Element data from apps and pages:
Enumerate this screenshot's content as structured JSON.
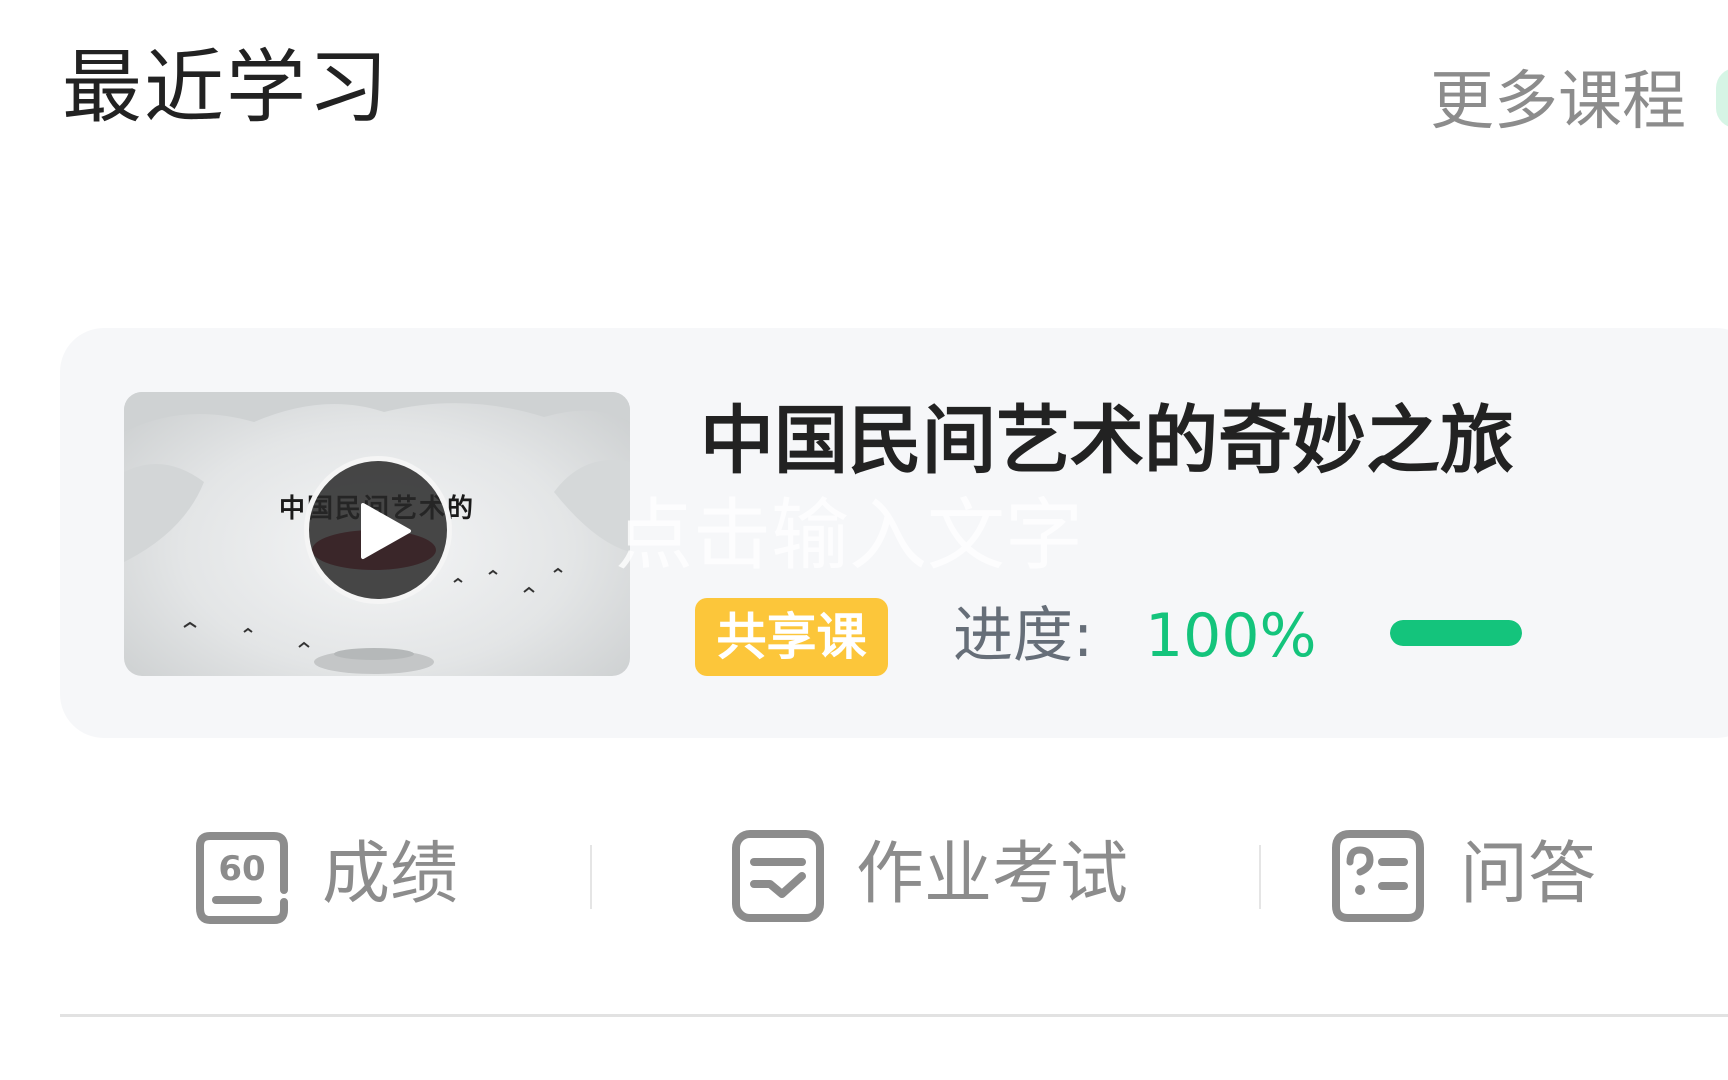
{
  "header": {
    "title": "最近学习",
    "more_label": "更多课程"
  },
  "course": {
    "thumbnail_title": "中国民间艺术的",
    "thumbnail_icon": "play-icon",
    "title": "中国民间艺术的奇妙之旅",
    "overlay_text": "点击输入文字",
    "tag": "共享课",
    "progress_label": "进度:",
    "progress_value": "100%",
    "progress_fraction": 1.0
  },
  "actions": [
    {
      "label": "成绩",
      "icon": "score-60-icon",
      "icon_text": "60"
    },
    {
      "label": "作业考试",
      "icon": "homework-icon"
    },
    {
      "label": "问答",
      "icon": "qa-icon"
    }
  ],
  "colors": {
    "accent_green": "#14c47c",
    "tag_yellow": "#fcc63a",
    "title_text": "#222222",
    "muted_text": "#8c8c8c",
    "card_bg": "#f6f7f9"
  }
}
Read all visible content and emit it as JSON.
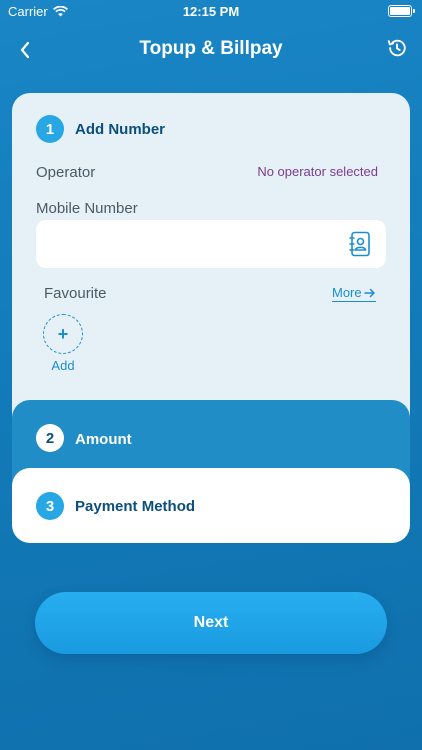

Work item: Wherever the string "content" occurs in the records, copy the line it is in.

Solution to the exercise:
Enumerate this screenshot's content as structured JSON.
Read all visible content and emit it as JSON.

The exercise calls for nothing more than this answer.